Kate doesn’t create parasocial relationships with her love interests, but she still feels “stressed out holding all this information about them in, while waiting for them to bring it up in conversation.”
Rutledge cautioned that online stalking can quickly become unhealthy and harmful. She likened it to doomscrolling. “When it starts to preoccupy your thinking and you become too invested in this person that you’re stalking, but you’re not getting any new information, you start to expend an unhealthy amount of energy in a virtual space,” explained Rutledge.
Emilie, a 25-year-old in Brooklyn, New York, experienced going too far down the rabbit hole. “One time I was into this dude, and I was checking [his social media] too often. I looked at his tagged photos on Instagram and Spotify playlist updates. I thought the songs would tell me how he was feeling. I found his Twitter. When [I] started going through multiple social media platforms of his, then I was like, ‘Oh, I am being quite obsessive.'”
Lala, a dating educator who posts on Instagram under the handle @lalalaletmeexplain to her 245,000 followers and hosts the dating podcast It’s Not You, It’s Them…But It Might Be You, attributes this behavior to limerence. Coined by psychologist Dorothy Tennov in her 1979 book Love and Limerence, limerence is basically a crush on steroids.

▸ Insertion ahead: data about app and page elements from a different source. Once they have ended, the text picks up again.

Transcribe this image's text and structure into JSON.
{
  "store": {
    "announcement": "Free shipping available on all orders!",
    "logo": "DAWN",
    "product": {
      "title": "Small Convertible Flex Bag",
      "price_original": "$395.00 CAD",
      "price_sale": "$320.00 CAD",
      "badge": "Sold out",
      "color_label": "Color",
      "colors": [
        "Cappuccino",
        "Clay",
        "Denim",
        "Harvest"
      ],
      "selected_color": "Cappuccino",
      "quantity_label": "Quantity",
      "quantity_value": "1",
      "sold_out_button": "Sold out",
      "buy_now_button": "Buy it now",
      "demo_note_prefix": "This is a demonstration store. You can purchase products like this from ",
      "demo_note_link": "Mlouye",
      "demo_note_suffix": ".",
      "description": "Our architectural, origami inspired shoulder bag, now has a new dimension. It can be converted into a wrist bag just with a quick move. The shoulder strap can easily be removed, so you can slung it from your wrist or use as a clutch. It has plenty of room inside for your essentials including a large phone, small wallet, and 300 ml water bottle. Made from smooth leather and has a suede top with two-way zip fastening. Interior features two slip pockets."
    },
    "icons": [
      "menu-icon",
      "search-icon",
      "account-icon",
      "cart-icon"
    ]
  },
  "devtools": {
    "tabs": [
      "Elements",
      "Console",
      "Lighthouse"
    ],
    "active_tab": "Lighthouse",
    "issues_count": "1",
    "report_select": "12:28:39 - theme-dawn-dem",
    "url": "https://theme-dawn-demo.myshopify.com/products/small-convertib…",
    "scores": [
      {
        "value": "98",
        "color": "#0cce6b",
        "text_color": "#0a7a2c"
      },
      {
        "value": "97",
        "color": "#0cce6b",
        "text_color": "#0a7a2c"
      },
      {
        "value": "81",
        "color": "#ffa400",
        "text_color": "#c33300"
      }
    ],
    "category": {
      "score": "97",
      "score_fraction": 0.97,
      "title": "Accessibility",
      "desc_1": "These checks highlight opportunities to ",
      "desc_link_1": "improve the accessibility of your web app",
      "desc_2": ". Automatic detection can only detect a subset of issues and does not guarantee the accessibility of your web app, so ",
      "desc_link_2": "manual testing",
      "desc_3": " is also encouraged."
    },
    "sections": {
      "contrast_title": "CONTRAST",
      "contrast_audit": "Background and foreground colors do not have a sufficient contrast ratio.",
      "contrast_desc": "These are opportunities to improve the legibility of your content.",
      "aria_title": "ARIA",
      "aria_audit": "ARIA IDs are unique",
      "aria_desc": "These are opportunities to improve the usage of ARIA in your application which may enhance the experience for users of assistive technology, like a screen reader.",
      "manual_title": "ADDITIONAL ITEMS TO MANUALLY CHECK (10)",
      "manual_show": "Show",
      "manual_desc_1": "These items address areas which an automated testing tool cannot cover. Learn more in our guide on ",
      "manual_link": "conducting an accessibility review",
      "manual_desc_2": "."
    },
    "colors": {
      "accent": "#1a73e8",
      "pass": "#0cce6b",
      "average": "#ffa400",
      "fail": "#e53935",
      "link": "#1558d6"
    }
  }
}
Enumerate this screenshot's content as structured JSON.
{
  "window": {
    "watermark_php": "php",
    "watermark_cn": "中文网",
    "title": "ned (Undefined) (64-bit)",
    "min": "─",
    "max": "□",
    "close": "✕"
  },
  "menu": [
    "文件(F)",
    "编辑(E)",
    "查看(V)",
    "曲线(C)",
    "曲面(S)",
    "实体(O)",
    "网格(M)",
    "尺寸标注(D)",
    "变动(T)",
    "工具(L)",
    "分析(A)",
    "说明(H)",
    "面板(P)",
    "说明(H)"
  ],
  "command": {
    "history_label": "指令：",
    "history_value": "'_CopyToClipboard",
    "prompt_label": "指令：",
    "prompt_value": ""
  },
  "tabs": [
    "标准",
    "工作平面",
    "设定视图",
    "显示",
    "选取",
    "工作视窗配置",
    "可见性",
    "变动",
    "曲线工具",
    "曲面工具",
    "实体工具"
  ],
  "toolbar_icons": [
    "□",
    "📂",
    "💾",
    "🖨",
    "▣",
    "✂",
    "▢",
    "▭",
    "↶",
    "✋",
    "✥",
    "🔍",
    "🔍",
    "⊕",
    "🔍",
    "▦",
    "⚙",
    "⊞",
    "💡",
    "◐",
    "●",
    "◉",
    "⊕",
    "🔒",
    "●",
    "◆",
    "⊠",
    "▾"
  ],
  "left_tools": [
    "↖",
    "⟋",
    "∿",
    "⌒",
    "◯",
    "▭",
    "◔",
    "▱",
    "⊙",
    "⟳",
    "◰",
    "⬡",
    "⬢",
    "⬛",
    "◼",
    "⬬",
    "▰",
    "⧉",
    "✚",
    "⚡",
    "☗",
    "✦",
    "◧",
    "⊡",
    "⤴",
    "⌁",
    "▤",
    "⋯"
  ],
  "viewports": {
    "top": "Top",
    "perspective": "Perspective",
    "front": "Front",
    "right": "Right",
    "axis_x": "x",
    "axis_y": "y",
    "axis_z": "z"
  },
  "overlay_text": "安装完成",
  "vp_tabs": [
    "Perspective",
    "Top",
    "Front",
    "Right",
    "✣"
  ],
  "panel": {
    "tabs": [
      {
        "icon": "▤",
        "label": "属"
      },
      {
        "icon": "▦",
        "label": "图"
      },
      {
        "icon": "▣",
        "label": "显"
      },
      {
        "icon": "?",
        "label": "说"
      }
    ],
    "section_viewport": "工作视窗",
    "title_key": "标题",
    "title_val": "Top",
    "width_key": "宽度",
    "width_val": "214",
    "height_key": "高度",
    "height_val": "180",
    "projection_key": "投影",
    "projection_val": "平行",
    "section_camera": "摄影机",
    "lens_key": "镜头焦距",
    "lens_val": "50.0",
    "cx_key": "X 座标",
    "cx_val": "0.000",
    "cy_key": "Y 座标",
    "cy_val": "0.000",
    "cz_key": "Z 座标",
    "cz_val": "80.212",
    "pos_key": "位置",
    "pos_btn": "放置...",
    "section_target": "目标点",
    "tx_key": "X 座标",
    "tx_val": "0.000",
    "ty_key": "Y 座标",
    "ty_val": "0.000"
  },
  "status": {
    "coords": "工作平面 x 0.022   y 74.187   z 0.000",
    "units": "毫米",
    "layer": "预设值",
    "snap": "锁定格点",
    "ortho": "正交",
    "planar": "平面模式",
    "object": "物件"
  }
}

The danger of limerence
Tennov wrote that limerence, a mental activity that occurs spontaneously, is characterized by intrusive, obsessive, and persistent thinking about your “limerence object.” Lala explains limerence might result in checking your crush’s social media every couple of hours.
A limerent person creates fantasies based on all the information they’ve gathered. “The imagination is incredibly powerful, so when we visualize things, we actually physically experience them,” says Rutledge. “There’s neurotransmitters that are all firing, making it a yummy experience that keeps you coming back. But it isn’t giving you skills to translate it to a real-life relationship.”
“Another thing about limerence is that you put them on a pedestal. You don’t see any of their flaws and you try to make yourself like them,” says Lala.
Lily engages in online stalking the most when she and her on-again-off-again boyfriend are going through a period of not talking. “I check his Snap location and Snap score. His Snap score and active status when he hasn’t responded to me are most crippling. I feel horrible when I am on Snapchat,” says Lily. This, too, is consistent with limerence. Tennov wrote, “Limerence endures as long as the conditions that sustain both hope and uncertainty.”
“When you recognize that it’s limerence, you can do something about it,” says Lala. “If you’re about to check their WhatsApp status for the 10th time that day, you can say to yourself, stop. This is limerence, you don’t need to do this. There is no new information.” Even if there is new information, if you feel it’s hurting you or you’re missing out on your own life to check someone else’s social media, it would be good to stop.
One way to set online boundaries with yourself is to change your WhatsApp settings, so that your WhatsApp status, whether that’s online or last seen, no longer appears.
Rutledge echoed the importance of self-awareness about how you’re feeling and why you do certain behaviors. “You have to say to yourself, ‘Why am I doing this? And is this going to actually help or hurt what it is I’m trying to get done?’,” she explains. “Once you know what your goal is, it’s much easier to then judge whether or not any given behavior is going to help or hurt. But that means you have to figure out what it is you want, and it means you have to pay attention to what you’re doing.”
Both Lala and Rutledge note that people with an anxious attachment style or vulnerable to abandonment may find these behaviors more difficult to disengage from.
*Name is a pseudonym to protect privacy.
Sex & Relationships